“It’s not a hoax,” he said. “I do this every day. I can guarantee that more than 3% gets recycled. I would say 95% of what comes in here is able to be recycled.”
The rest, he said, are things like toys and buckets made from hard plastic. Right now, he does not have a buyer for that, but he is looking for one. And he is looking for other ways to do more at the facility.
We’re doing something to change the world
Once the old system has been removed, he wants to see about accepting food waste for an anaerobic digester that could produce natural gas to power the facility. After that, he wants to start accepting construction and demolition waste that can be funneled into alternative fuel uses and more.
He already partially enclosed the area where the pile of trash had been, giving workers more protection from the elements.

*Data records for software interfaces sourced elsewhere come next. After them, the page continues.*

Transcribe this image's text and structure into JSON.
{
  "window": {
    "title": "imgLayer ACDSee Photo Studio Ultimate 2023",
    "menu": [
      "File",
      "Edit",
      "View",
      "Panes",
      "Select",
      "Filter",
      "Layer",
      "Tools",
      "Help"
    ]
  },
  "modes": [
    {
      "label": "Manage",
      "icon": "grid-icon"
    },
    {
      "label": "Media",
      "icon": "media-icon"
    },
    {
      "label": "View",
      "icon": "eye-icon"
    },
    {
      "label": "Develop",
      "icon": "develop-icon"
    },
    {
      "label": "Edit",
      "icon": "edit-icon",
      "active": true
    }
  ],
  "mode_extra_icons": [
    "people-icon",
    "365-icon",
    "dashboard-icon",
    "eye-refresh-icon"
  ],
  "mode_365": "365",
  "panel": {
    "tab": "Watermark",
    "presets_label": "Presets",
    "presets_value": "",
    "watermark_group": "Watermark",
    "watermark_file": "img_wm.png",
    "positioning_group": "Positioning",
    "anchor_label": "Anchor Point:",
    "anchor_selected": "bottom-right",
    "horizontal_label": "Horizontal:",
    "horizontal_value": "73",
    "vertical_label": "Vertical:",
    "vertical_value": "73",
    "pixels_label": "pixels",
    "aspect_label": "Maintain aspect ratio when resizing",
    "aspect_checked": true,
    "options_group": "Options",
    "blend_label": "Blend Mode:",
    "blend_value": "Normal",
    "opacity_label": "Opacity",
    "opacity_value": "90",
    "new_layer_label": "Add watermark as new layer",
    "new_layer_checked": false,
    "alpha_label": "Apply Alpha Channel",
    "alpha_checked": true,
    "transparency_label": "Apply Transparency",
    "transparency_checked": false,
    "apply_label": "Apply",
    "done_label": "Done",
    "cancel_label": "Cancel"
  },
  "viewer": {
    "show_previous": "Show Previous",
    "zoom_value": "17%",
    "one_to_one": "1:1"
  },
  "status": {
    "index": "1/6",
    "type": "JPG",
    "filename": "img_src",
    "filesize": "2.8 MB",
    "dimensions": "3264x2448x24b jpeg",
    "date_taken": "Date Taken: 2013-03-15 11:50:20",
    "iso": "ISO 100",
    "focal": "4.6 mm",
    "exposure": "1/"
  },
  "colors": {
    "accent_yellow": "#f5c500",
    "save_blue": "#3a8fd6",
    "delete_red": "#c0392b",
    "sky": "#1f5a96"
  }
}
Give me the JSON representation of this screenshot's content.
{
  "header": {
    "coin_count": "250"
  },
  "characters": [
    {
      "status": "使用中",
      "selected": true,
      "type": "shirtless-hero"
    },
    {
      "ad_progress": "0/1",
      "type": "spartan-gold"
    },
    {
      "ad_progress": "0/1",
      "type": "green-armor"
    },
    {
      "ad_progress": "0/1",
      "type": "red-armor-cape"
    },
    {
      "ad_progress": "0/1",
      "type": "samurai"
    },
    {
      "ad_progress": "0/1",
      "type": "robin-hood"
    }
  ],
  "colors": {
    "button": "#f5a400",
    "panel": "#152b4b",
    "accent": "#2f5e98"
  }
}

The new MRF now stands under that roof. And he plans to renovate the offices, breakroom and bathrooms. He said the employees deserve to be treated like what they are doing is important.
“This isn’t a very pretty job and it’s not an easy job,” he said, but, “we’re doing something to change the world and we need to think about it that way.”
A Recycle Source employee who asked not to be named said he and the other employees are much happier these days.
Ms. Shenk said the facility’s employees have been coming into her store since it opened seven years ago. She described them as a ragtag group who told her about fights breaking out in the break room and not having hot water to wash up with. But she has noticed a change in them, too.
“Within the last year since this new manager started, they come in as a group, they chat with each other, they’re joking around,” she said. “They look cleaner. They definitely look happier.”
Juliet Martinez is the managing editor of The Homepage.